Records from a data collection
=== Begin Enclosure ===

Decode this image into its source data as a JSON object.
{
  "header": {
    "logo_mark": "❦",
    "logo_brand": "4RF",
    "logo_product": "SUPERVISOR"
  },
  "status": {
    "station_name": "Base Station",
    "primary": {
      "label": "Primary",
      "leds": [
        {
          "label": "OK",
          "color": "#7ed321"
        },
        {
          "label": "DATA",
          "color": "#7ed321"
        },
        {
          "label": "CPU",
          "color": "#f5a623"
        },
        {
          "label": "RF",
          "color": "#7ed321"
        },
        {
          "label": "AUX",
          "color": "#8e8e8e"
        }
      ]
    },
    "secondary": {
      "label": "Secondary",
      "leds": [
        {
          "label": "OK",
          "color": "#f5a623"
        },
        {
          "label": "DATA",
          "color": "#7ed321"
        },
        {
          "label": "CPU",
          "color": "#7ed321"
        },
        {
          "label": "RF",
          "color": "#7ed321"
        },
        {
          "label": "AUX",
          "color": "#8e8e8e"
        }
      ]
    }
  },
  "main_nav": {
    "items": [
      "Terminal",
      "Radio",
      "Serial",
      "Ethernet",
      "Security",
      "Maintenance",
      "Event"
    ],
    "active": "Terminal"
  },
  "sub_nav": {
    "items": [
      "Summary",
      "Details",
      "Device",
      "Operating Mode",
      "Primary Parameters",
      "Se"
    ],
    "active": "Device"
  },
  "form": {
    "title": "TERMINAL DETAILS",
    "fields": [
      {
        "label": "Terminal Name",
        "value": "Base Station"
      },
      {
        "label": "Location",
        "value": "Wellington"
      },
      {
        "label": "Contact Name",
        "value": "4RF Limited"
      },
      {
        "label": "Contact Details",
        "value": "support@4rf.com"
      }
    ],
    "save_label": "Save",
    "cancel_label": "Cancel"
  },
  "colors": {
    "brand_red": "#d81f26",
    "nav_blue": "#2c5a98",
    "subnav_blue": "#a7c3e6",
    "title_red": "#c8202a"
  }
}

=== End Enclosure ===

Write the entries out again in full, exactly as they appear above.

Response to the task:
Decode this image into its source data as a JSON object.
{
  "header": {
    "logo_mark": "❦",
    "logo_brand": "4RF",
    "logo_product": "SUPERVISOR"
  },
  "status": {
    "station_name": "Base Station",
    "primary": {
      "label": "Primary",
      "leds": [
        {
          "label": "OK",
          "color": "#7ed321"
        },
        {
          "label": "DATA",
          "color": "#7ed321"
        },
        {
          "label": "CPU",
          "color": "#f5a623"
        },
        {
          "label": "RF",
          "color": "#7ed321"
        },
        {
          "label": "AUX",
          "color": "#8e8e8e"
        }
      ]
    },
    "secondary": {
      "label": "Secondary",
      "leds": [
        {
          "label": "OK",
          "color": "#f5a623"
        },
        {
          "label": "DATA",
          "color": "#7ed321"
        },
        {
          "label": "CPU",
          "color": "#7ed321"
        },
        {
          "label": "RF",
          "color": "#7ed321"
        },
        {
          "label": "AUX",
          "color": "#8e8e8e"
        }
      ]
    }
  },
  "main_nav": {
    "items": [
      "Terminal",
      "Radio",
      "Serial",
      "Ethernet",
      "Security",
      "Maintenance",
      "Event"
    ],
    "active": "Terminal"
  },
  "sub_nav": {
    "items": [
      "Summary",
      "Details",
      "Device",
      "Operating Mode",
      "Primary Parameters",
      "Se"
    ],
    "active": "Device"
  },
  "form": {
    "title": "TERMINAL DETAILS",
    "fields": [
      {
        "label": "Terminal Name",
        "value": "Base Station"
      },
      {
        "label": "Location",
        "value": "Wellington"
      },
      {
        "label": "Contact Name",
        "value": "4RF Limited"
      },
      {
        "label": "Contact Details",
        "value": "support@4rf.com"
      }
    ],
    "save_label": "Save",
    "cancel_label": "Cancel"
  },
  "colors": {
    "brand_red": "#d81f26",
    "nav_blue": "#2c5a98",
    "subnav_blue": "#a7c3e6",
    "title_red": "#c8202a"
  }
}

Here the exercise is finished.